Enjoy some puntastic color poetry, learn how objects get their color, why mirrors are really kind of green, why eyes and the sky are blue for the same reason, and the origin of blegh.
High-five for Vsauce on this one, which you should subscribe to if you don’t already.
So last night I popped the lenses out of a pair of 3-d glasses ( the modern ones with grey rather than one blue one red lenses), and I noticed that when placing the lenses one on top of the other the lenses appeared to be a dark gray, however if you rotated the lenses or put one lenses on top in regards to the other then the color you see would appear purple and not merely gray. However it only happens when the lenses are one certain way. Why is this?From: slaininspirit
Part of “Joe’s Answer Bag Week”
Great question! How does 3-D technology work? Well, TVs are a lot more complicated (it involves flickering the glasses on and off, seizure-ville!), so let’s stick to movies.

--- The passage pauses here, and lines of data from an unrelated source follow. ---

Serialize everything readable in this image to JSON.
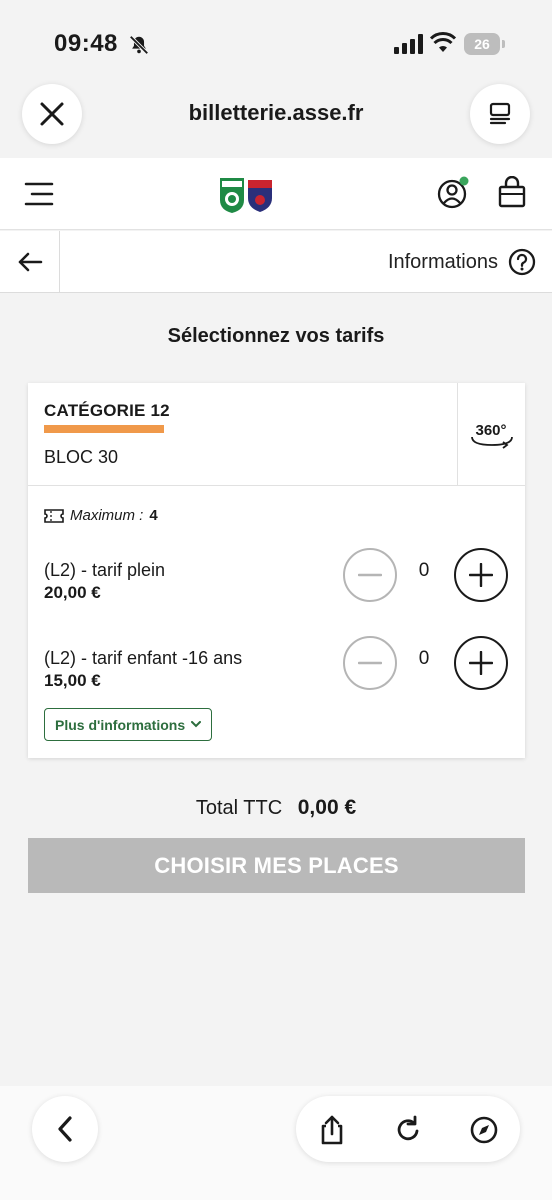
{
  "status_bar": {
    "time": "09:48",
    "battery": "26"
  },
  "browser": {
    "url": "billetterie.asse.fr"
  },
  "subnav": {
    "info_label": "Informations"
  },
  "page": {
    "title": "Sélectionnez vos tarifs"
  },
  "category": {
    "name": "CATÉGORIE 12",
    "color": "#f0994a",
    "bloc": "BLOC 30",
    "view_label": "360°"
  },
  "maximum": {
    "label": "Maximum :",
    "value": "4"
  },
  "tarifs": [
    {
      "name": "(L2) - tarif plein",
      "price": "20,00 €",
      "quantity": "0"
    },
    {
      "name": "(L2) - tarif enfant -16 ans",
      "price": "15,00 €",
      "quantity": "0"
    }
  ],
  "more_info_label": "Plus d'informations",
  "total": {
    "label": "Total TTC",
    "amount": "0,00 €"
  },
  "cta": {
    "label": "CHOISIR MES PLACES"
  },
  "colors": {
    "accent_green": "#2d6e3e",
    "disabled": "#b9b9b9",
    "category_bar": "#f0994a",
    "status_dot": "#3aa55c"
  }
}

First, you need a basic idea of how binocular (two-eyed) vision works. Each of our eyes is essentially viewing a flat plane, with no depth perception. It’s our brain that assembles both eyes’ slightly offset input into a picture with depth, where we can judge speed, direction and relative size. Being a cyclops must suck, especially when playing dogeball. For 3-D movies, they actually use two slightly separated cameras to film a scene with similar “binocular” offsets. But our brain isn’t connected right to the camera, so how do we convert that to a 3-D image?

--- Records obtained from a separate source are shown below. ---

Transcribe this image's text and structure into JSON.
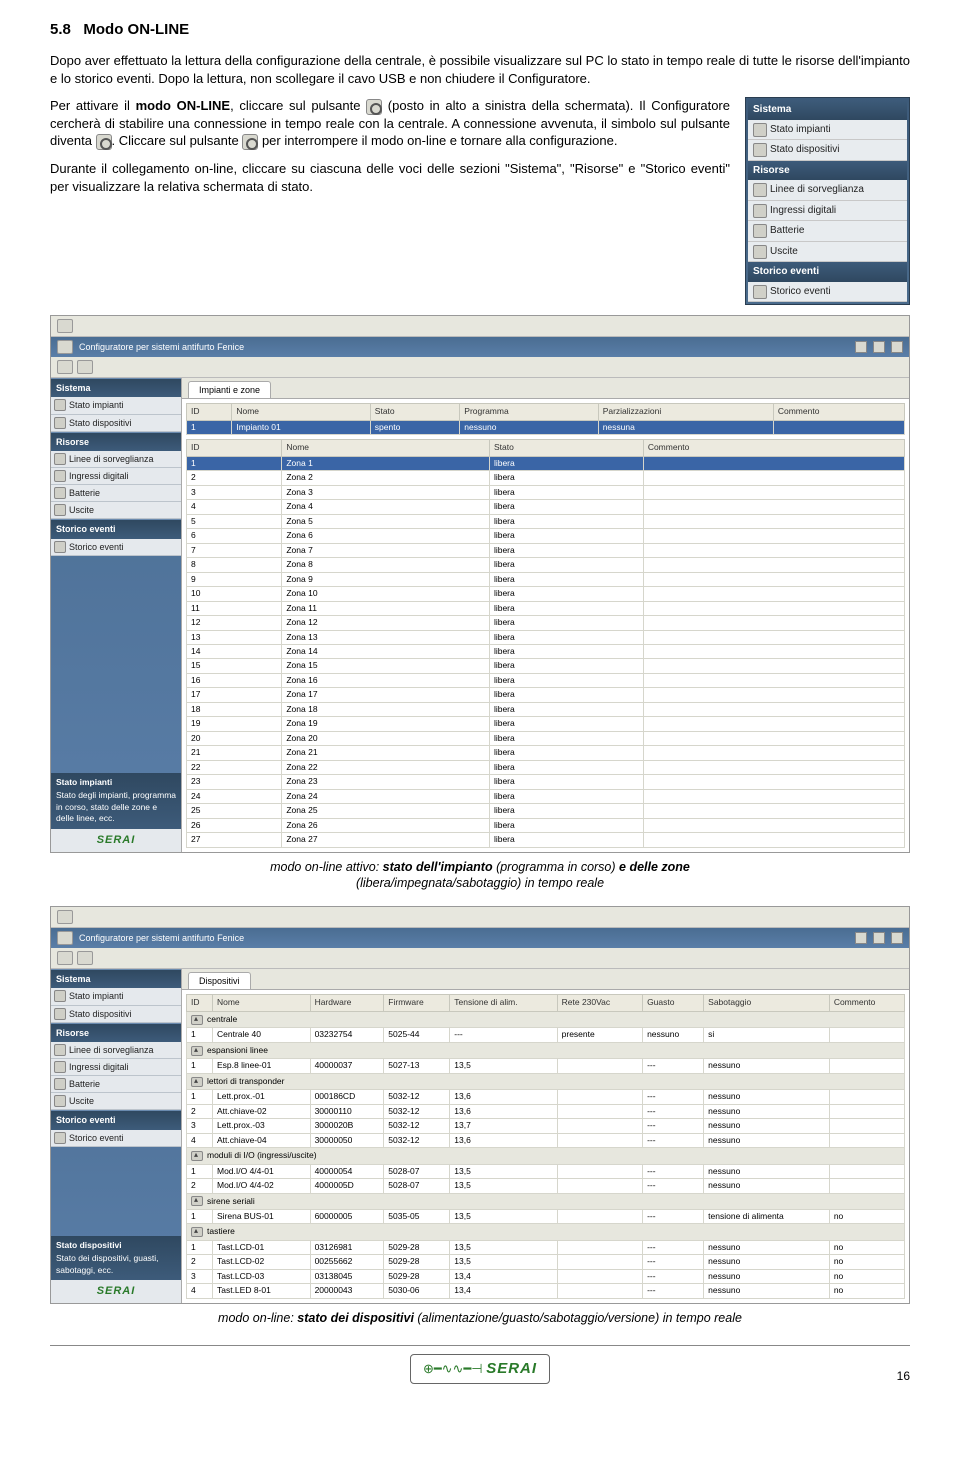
{
  "section": {
    "num": "5.8",
    "title": "Modo ON-LINE"
  },
  "p1": "Dopo aver effettuato la lettura della configurazione della centrale, è possibile visualizzare sul PC lo stato in tempo reale di tutte le risorse dell'impianto e lo storico eventi. Dopo la lettura, non scollegare il cavo USB e non chiudere il Configuratore.",
  "p2_a": "Per attivare il ",
  "p2_b": "modo ON-LINE",
  "p2_c": ", cliccare sul pulsante ",
  "p2_d": " (posto in alto a sinistra della schermata). Il Configuratore cercherà di stabilire una connessione in tempo reale con la centrale. A connessione avvenuta, il simbolo sul pulsante diventa ",
  "p2_e": ". Cliccare sul pulsante ",
  "p2_f": " per interrompere il modo on-line e tornare alla configurazione.",
  "p3": "Durante il collegamento on-line, cliccare su ciascuna delle voci delle sezioni \"Sistema\", \"Risorse\" e \"Storico eventi\" per visualizzare la relativa schermata di stato.",
  "panel": {
    "sistema": {
      "head": "Sistema",
      "items": [
        "Stato impianti",
        "Stato dispositivi"
      ]
    },
    "risorse": {
      "head": "Risorse",
      "items": [
        "Linee di sorveglianza",
        "Ingressi digitali",
        "Batterie",
        "Uscite"
      ]
    },
    "storico": {
      "head": "Storico eventi",
      "items": [
        "Storico eventi"
      ]
    }
  },
  "shot1": {
    "title": "Configuratore per sistemi antifurto Fenice",
    "tab": "Impianti e zone",
    "hdr1": [
      "ID",
      "Nome",
      "Stato",
      "Programma",
      "Parzializzazioni",
      "Commento"
    ],
    "row1": [
      "1",
      "Impianto 01",
      "spento",
      "nessuno",
      "nessuna",
      ""
    ],
    "hdr2": [
      "ID",
      "Nome",
      "Stato",
      "Commento"
    ],
    "zones": [
      [
        "1",
        "Zona 1",
        "libera",
        ""
      ],
      [
        "2",
        "Zona 2",
        "libera",
        ""
      ],
      [
        "3",
        "Zona 3",
        "libera",
        ""
      ],
      [
        "4",
        "Zona 4",
        "libera",
        ""
      ],
      [
        "5",
        "Zona 5",
        "libera",
        ""
      ],
      [
        "6",
        "Zona 6",
        "libera",
        ""
      ],
      [
        "7",
        "Zona 7",
        "libera",
        ""
      ],
      [
        "8",
        "Zona 8",
        "libera",
        ""
      ],
      [
        "9",
        "Zona 9",
        "libera",
        ""
      ],
      [
        "10",
        "Zona 10",
        "libera",
        ""
      ],
      [
        "11",
        "Zona 11",
        "libera",
        ""
      ],
      [
        "12",
        "Zona 12",
        "libera",
        ""
      ],
      [
        "13",
        "Zona 13",
        "libera",
        ""
      ],
      [
        "14",
        "Zona 14",
        "libera",
        ""
      ],
      [
        "15",
        "Zona 15",
        "libera",
        ""
      ],
      [
        "16",
        "Zona 16",
        "libera",
        ""
      ],
      [
        "17",
        "Zona 17",
        "libera",
        ""
      ],
      [
        "18",
        "Zona 18",
        "libera",
        ""
      ],
      [
        "19",
        "Zona 19",
        "libera",
        ""
      ],
      [
        "20",
        "Zona 20",
        "libera",
        ""
      ],
      [
        "21",
        "Zona 21",
        "libera",
        ""
      ],
      [
        "22",
        "Zona 22",
        "libera",
        ""
      ],
      [
        "23",
        "Zona 23",
        "libera",
        ""
      ],
      [
        "24",
        "Zona 24",
        "libera",
        ""
      ],
      [
        "25",
        "Zona 25",
        "libera",
        ""
      ],
      [
        "26",
        "Zona 26",
        "libera",
        ""
      ],
      [
        "27",
        "Zona 27",
        "libera",
        ""
      ]
    ],
    "info_title": "Stato impianti",
    "info_text": "Stato degli impianti, programma in corso, stato delle zone e delle linee, ecc."
  },
  "caption1_a": "modo on-line attivo: ",
  "caption1_b": "stato dell'impianto",
  "caption1_c": " (programma in corso) ",
  "caption1_d": "e delle zone",
  "caption1_e": " (libera/impegnata/sabotaggio) in tempo reale",
  "shot2": {
    "title": "Configuratore per sistemi antifurto Fenice",
    "tab": "Dispositivi",
    "hdr": [
      "ID",
      "Nome",
      "Hardware",
      "Firmware",
      "Tensione di alim.",
      "Rete 230Vac",
      "Guasto",
      "Sabotaggio",
      "Commento"
    ],
    "groups": [
      {
        "name": "centrale",
        "rows": [
          [
            "1",
            "Centrale 40",
            "03232754",
            "5025-44",
            "---",
            "presente",
            "nessuno",
            "si",
            ""
          ]
        ]
      },
      {
        "name": "espansioni linee",
        "rows": [
          [
            "1",
            "Esp.8 linee-01",
            "40000037",
            "5027-13",
            "13,5",
            "",
            "---",
            "nessuno",
            ""
          ]
        ]
      },
      {
        "name": "lettori di transponder",
        "rows": [
          [
            "1",
            "Lett.prox.-01",
            "000186CD",
            "5032-12",
            "13,6",
            "",
            "---",
            "nessuno",
            ""
          ],
          [
            "2",
            "Att.chiave-02",
            "30000110",
            "5032-12",
            "13,6",
            "",
            "---",
            "nessuno",
            ""
          ],
          [
            "3",
            "Lett.prox.-03",
            "3000020B",
            "5032-12",
            "13,7",
            "",
            "---",
            "nessuno",
            ""
          ],
          [
            "4",
            "Att.chiave-04",
            "30000050",
            "5032-12",
            "13,6",
            "",
            "---",
            "nessuno",
            ""
          ]
        ]
      },
      {
        "name": "moduli di I/O (ingressi/uscite)",
        "rows": [
          [
            "1",
            "Mod.I/O 4/4-01",
            "40000054",
            "5028-07",
            "13,5",
            "",
            "---",
            "nessuno",
            ""
          ],
          [
            "2",
            "Mod.I/O 4/4-02",
            "4000005D",
            "5028-07",
            "13,5",
            "",
            "---",
            "nessuno",
            ""
          ]
        ]
      },
      {
        "name": "sirene seriali",
        "rows": [
          [
            "1",
            "Sirena BUS-01",
            "60000005",
            "5035-05",
            "13,5",
            "",
            "---",
            "tensione di alimenta",
            "no"
          ]
        ]
      },
      {
        "name": "tastiere",
        "rows": [
          [
            "1",
            "Tast.LCD-01",
            "03126981",
            "5029-28",
            "13,5",
            "",
            "---",
            "nessuno",
            "no"
          ],
          [
            "2",
            "Tast.LCD-02",
            "00255662",
            "5029-28",
            "13,5",
            "",
            "---",
            "nessuno",
            "no"
          ],
          [
            "3",
            "Tast.LCD-03",
            "03138045",
            "5029-28",
            "13,4",
            "",
            "---",
            "nessuno",
            "no"
          ],
          [
            "4",
            "Tast.LED 8-01",
            "20000043",
            "5030-06",
            "13,4",
            "",
            "---",
            "nessuno",
            "no"
          ]
        ]
      }
    ],
    "info_title": "Stato dispositivi",
    "info_text": "Stato dei dispositivi, guasti, sabotaggi, ecc."
  },
  "caption2_a": "modo on-line: ",
  "caption2_b": "stato dei dispositivi",
  "caption2_c": " (alimentazione/guasto/sabotaggio/versione) in tempo reale",
  "footer": {
    "logo": "SERAI",
    "page": "16"
  }
}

Old glasses and films used color filters, which make a killer Back to the Future costume accessory, but otherwise suck. Modern glasses use the polarization properties of light. Each eye is coated with special polymers only allow light waves through that have certain polarity (circular polarization to be precise). The offset cameras that the filmmakers use define these signals from the moment that the actors and scenes are captured.
When you pop the lenses out of a pair of 3-D glasses and put them on top of each other in various orientations, you are blocking both “directions” of polarized light (for the most part) so it appears almost black (or maybe colored, like you said, depending on the exact polymers used to coat the glasses).
Some beetle shells and even firefly luminescence give off light that is polarized only in one direction, so as usual, nature beat us to the punch.
SixtySymbols has made a killer video (below) demonstrating all of this quantum physics at the movies. Check out their mirror experiment, it will blow your mind!
The Revolving Camera - An Experiment in Perceptual Physics
If you’ve been paying attention to Buzzfeed, Gizmodo and the like over the past couple days, you may have come across this awesome project by French designer Oscar Lhermitte. It is based on a simple, and odd, question: What happens when you attach a camera to a power drill?
The end result is a collection of abstract colored rings, each dynamic and unique. This is because the camera is taking “pictures” at a rate of 30 frames per second and the drill is spinning considerably faster than that. Not only do you lose the sensation of a stable image as the frame rate of the camera conflicts with your eyes’ natural tendencies for edge and order, but the camera has lost its normal point of reference: the flat perspective we are used to.
It’s a double-whammy of visual trickery. Not only is it playing on the technical limitations of the camera’s frame rate, but also on your visual cortex’s desire to define edges and perspective.
(via Revolve on Vimeo)